■ Exercise input
--- START ---

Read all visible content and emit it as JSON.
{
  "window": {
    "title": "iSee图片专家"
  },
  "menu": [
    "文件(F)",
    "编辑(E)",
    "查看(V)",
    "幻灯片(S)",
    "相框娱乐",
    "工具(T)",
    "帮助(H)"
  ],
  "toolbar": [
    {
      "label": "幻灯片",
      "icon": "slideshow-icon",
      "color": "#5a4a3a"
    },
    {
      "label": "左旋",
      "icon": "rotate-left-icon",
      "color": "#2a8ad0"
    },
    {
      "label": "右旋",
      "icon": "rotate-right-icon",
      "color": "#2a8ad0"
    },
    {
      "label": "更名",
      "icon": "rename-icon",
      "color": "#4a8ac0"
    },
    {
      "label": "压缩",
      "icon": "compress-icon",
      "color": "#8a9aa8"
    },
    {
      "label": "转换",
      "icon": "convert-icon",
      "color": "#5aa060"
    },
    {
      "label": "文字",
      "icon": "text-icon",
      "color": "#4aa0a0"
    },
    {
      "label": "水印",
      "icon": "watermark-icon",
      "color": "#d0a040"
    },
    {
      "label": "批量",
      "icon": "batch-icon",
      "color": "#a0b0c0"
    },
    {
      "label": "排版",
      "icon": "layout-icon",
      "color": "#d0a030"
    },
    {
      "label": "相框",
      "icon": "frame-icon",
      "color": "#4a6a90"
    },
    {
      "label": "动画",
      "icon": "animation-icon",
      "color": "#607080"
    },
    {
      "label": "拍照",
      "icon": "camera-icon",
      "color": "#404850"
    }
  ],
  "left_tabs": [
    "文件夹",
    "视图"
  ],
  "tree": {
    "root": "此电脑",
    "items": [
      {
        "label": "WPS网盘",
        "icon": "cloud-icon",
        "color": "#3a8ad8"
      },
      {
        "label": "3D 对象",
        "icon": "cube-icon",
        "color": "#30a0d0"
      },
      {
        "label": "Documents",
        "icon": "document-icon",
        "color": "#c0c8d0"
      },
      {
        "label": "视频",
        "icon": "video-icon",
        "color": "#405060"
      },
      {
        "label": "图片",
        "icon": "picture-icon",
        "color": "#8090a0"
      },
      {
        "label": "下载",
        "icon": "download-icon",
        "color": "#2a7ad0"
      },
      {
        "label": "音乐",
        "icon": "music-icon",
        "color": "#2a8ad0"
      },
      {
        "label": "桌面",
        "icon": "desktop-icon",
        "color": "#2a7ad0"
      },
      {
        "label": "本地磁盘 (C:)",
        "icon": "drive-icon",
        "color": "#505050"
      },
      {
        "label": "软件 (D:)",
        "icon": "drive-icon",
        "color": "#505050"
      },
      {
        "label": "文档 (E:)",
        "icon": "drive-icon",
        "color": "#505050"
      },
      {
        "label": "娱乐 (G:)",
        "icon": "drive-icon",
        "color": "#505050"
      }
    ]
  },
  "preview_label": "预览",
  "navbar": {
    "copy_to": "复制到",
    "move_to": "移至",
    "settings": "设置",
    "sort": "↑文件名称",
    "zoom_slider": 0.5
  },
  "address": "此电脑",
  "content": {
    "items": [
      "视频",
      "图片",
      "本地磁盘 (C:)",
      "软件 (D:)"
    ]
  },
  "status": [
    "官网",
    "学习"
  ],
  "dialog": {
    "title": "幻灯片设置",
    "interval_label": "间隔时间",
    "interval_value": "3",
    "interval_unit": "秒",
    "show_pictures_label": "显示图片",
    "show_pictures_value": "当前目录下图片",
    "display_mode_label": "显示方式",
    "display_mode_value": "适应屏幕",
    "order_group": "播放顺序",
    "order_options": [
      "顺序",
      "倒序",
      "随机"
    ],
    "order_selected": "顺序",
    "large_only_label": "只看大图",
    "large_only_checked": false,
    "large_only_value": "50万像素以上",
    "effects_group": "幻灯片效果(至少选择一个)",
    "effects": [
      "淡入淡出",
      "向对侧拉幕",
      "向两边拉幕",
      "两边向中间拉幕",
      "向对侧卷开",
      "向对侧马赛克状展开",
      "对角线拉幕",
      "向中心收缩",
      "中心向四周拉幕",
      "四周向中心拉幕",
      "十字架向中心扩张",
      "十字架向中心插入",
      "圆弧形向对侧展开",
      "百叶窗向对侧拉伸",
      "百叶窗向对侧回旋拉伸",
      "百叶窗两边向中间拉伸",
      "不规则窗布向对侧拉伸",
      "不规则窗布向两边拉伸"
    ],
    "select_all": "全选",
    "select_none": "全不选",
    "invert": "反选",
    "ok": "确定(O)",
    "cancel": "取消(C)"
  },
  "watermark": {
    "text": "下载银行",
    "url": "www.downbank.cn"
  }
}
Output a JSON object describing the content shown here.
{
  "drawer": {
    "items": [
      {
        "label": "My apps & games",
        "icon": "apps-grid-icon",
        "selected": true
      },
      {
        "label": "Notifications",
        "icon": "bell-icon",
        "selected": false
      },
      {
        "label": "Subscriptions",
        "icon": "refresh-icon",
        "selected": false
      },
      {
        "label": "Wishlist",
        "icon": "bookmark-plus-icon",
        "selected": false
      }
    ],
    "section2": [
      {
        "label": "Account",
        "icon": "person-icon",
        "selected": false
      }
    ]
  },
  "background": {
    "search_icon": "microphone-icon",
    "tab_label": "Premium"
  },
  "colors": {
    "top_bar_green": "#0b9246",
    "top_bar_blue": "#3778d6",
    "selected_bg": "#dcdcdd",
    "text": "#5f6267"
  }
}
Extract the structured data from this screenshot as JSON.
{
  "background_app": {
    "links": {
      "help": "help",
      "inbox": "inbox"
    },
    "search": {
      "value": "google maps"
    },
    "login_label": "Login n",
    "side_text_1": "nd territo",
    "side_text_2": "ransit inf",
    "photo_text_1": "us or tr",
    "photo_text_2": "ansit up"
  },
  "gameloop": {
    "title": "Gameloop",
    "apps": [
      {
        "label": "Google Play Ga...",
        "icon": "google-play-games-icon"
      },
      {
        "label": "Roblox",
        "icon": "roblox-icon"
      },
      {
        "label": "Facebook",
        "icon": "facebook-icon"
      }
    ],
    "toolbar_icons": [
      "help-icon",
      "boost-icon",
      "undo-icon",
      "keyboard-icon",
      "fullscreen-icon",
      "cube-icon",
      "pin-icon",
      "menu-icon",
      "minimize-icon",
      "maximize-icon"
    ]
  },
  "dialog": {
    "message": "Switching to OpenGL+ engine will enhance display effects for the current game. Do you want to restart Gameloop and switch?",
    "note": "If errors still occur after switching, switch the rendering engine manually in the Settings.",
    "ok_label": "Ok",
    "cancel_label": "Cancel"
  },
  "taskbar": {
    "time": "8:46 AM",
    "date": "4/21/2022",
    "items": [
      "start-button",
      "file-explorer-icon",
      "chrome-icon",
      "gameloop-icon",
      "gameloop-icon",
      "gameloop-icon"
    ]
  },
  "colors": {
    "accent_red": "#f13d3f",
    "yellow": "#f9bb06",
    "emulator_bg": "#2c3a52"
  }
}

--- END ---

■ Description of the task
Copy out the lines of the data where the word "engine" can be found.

■ Answer below
    "message": "Switching to OpenGL+ engine will enhance display effects for the current game. Do you want to restart Gameloop and switch?",
    "note": "If errors still occur after switching, switch the rendering engine manually in the Settings.",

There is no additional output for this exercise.